Depending on the employer, Software Engineer and Full Stack Developer could mean the same thing or two completely different things. Some employers define the Software Developer as someone who works almost solely with back end development while the Full Stack Developer works on every part of a program. Others believe that Software Engineers are people who only build software that does not include web applications. Then there are some employers who assign only coding to Software Engineers while Full Stack Developers will also be responsible for some user experience research, front end design, and deployment on top of their coding responsibilities. The latter typically happens at startups. When looking for full stack positions, you may want to also consider Software Engineer positions – check the position requirements to be sure you’re a good fit.
If you notice that you enjoy working specifically on front or back end components, try specializing. You’ll need to dive deeper into your code, architecture, and brush up on new technologies but it will likely be a simple transition. For Full Stack Developers interested in focusing on the front end you should also focus on Design skills. Full Stack Developers looking to specialize in the back end should dive deeper with servers, databases, scripting, and algorithms.
If you already know Java, Android Mobile Developer would be a simple career transition as well with about the same amount of opportunities as Full Stack Developer positions. Full Stack Developers could also learn Objective-C or dive into the more user-friendly Swift to pivot to iOS development. These positions will also require understanding user experience and user interfacing on a basic level.
Salary Comparison to Full Stack Developer
Python Developers typically choose to focus on back end web development, data science or analysis, scripting, or product development. They build the server side of websites, processes for data analysis, and create automation scripts.Learn about becoming a Python Developer
Product managers guide product development from ideation to market. Starting with consumer and market research, they use their understanding of customer wants and needs to inform product development and go-to-market strategy. They will work closely with engineering, marketing, sales, and other teams to launch products. After launch, they solicit and analyze feedback on the product to inform future iterations.Learn about becoming a Product Manager

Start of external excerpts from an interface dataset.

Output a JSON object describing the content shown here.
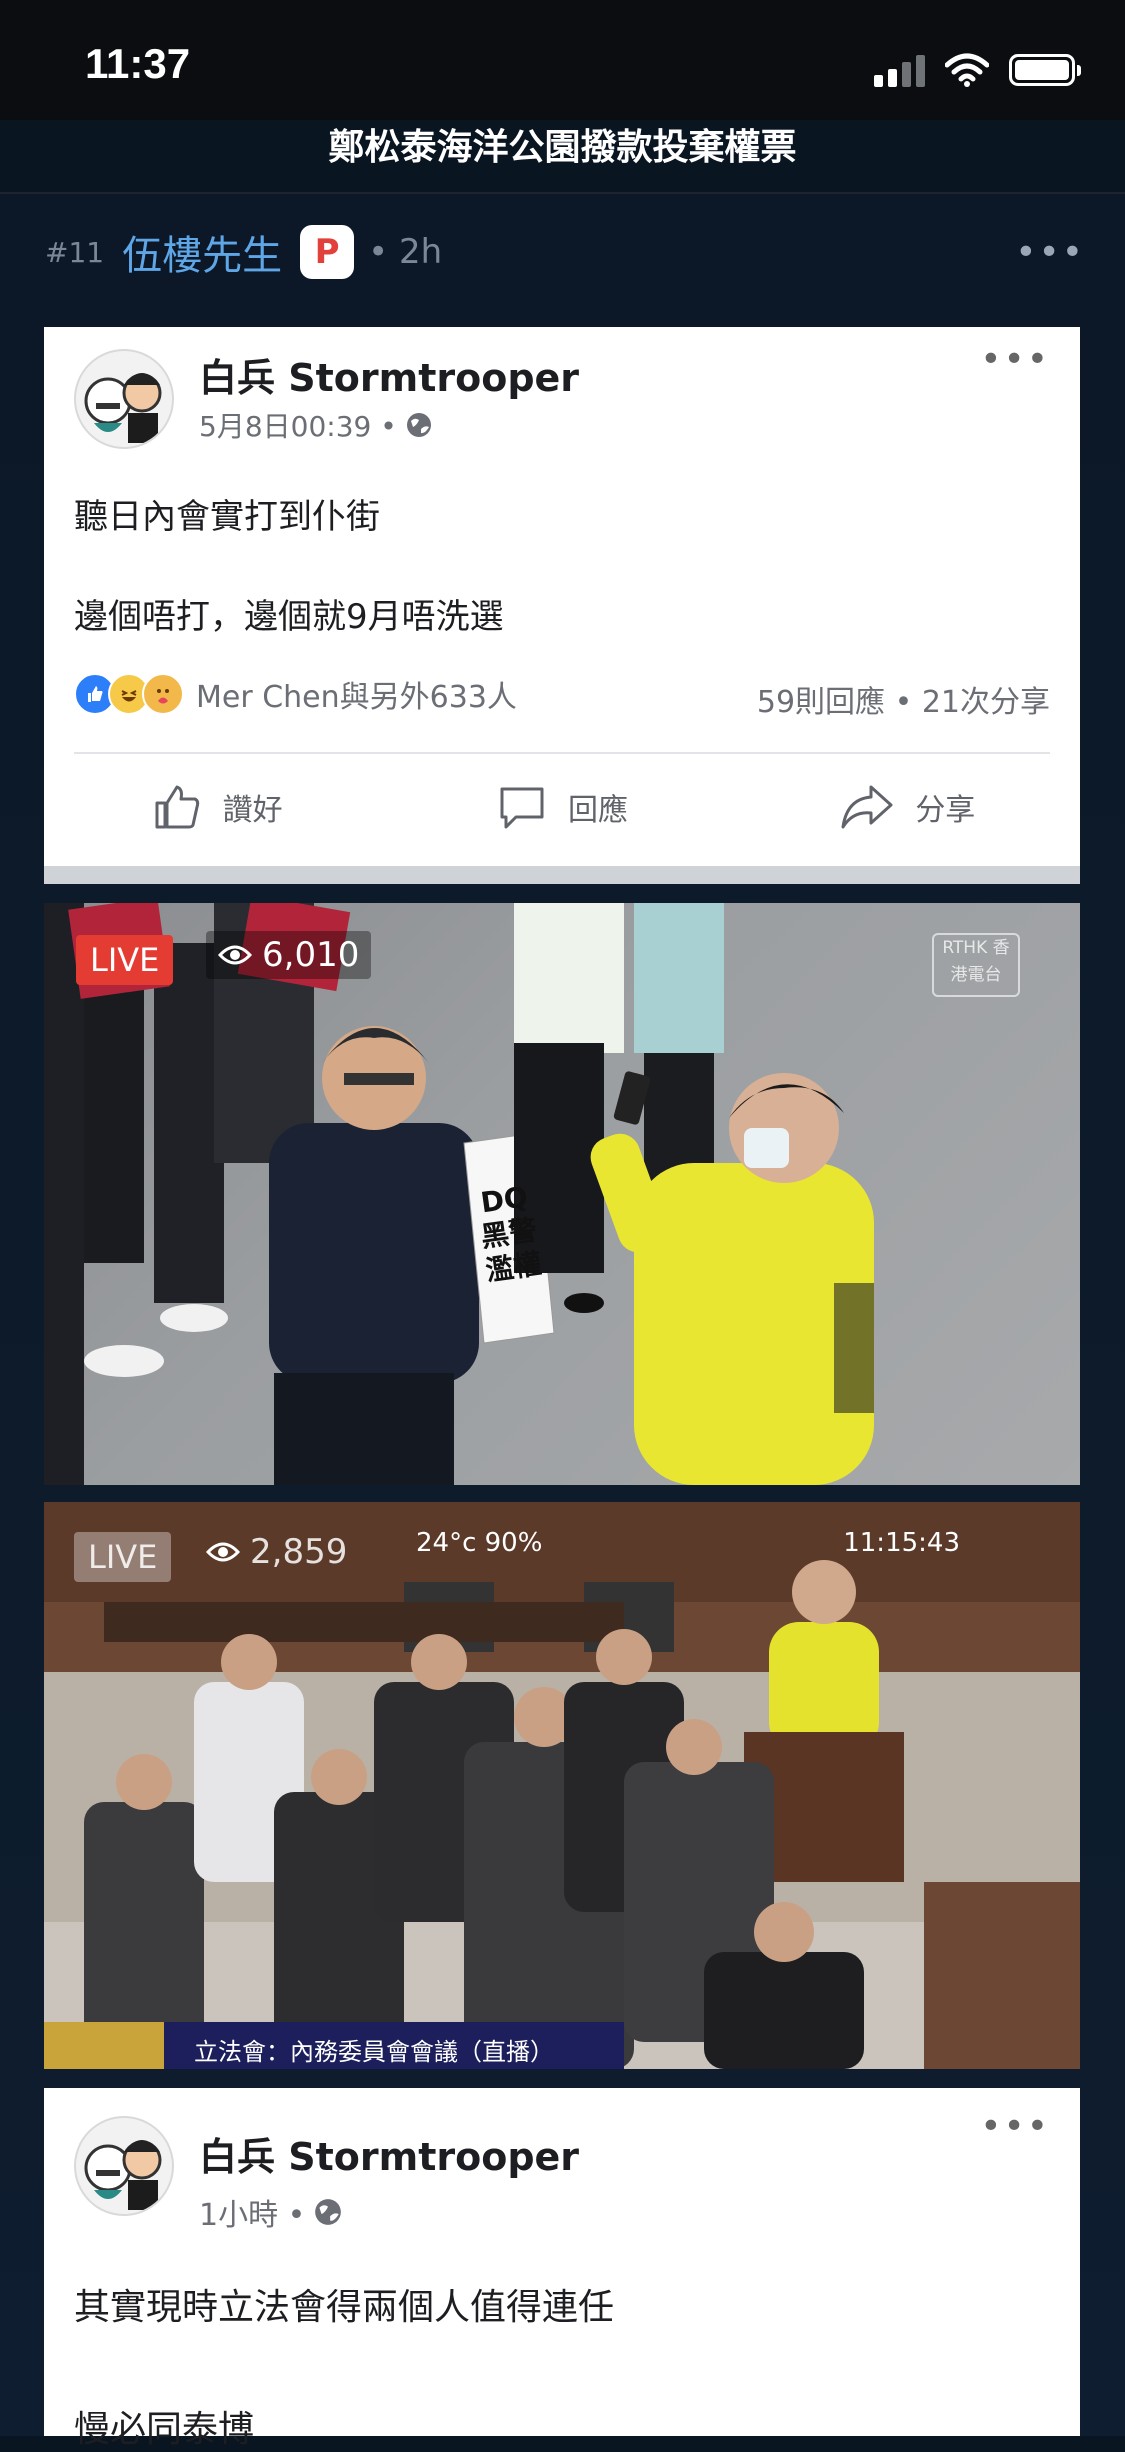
{
  "status_bar": {
    "time": "11:37"
  },
  "nav": {
    "title": "鄭松泰海洋公園撥款投棄權票"
  },
  "post": {
    "number": "#11",
    "author": "伍樓先生",
    "badge": "P",
    "age": "• 2h",
    "more": "•••"
  },
  "fb_post_1": {
    "name": "白兵 Stormtrooper",
    "meta": "5月8日00:39 •",
    "more": "•••",
    "line1": "聽日內會實打到仆街",
    "line2": "邊個唔打，邊個就9月唔洗選",
    "reaction_names": "Mer Chen與另外633人",
    "counts": "59則回應 • 21次分享",
    "actions": {
      "like": "讚好",
      "comment": "回應",
      "share": "分享"
    }
  },
  "photo_1": {
    "live": "LIVE",
    "viewers": "6,010",
    "watermark": "RTHK 香港電台",
    "sign_text": "DQ 黑警 濫權"
  },
  "photo_2": {
    "live": "LIVE",
    "viewers": "2,859",
    "weather": "24°c 90%",
    "clock": "11:15:43",
    "caption": "立法會：內務委員會會議（直播）"
  },
  "fb_post_2": {
    "name": "白兵 Stormtrooper",
    "meta": "1小時 •",
    "more": "•••",
    "line1": "其實現時立法會得兩個人值得連任",
    "line2": "慢必同泰博"
  },
  "colors": {
    "background": "#0a1522",
    "link_blue": "#5fa6e6",
    "live_red": "#e43b33",
    "fb_blue": "#2d7ff9"
  }
}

Back End Developer
A Back End Developer builds the server-side of a web application and integrates front end development components.Learn about becoming a Back End Developer
Web designers design the appearance and workings of a website. They use their understanding of both visual design and technical design principles to create functional web layouts. Some web designers work from home and enjoy the flexibility of freelance work, while others work for agencies or businesses. Good web designers have the experience and foresight to anticipate the end-user experience and design for ease of use and navigation.Learn about becoming a Web Designer
Software engineers use their extensive knowledge of user experience design, operating systems, and programming languages to develop software. They can create different types of software, from games to operating systems. After analyzing a client's needs, they design, develop, and test software to meet that need. Software engineers can be divided into two distinct career categories: application engineers and systems engineers.Learn about becoming a Software Engineer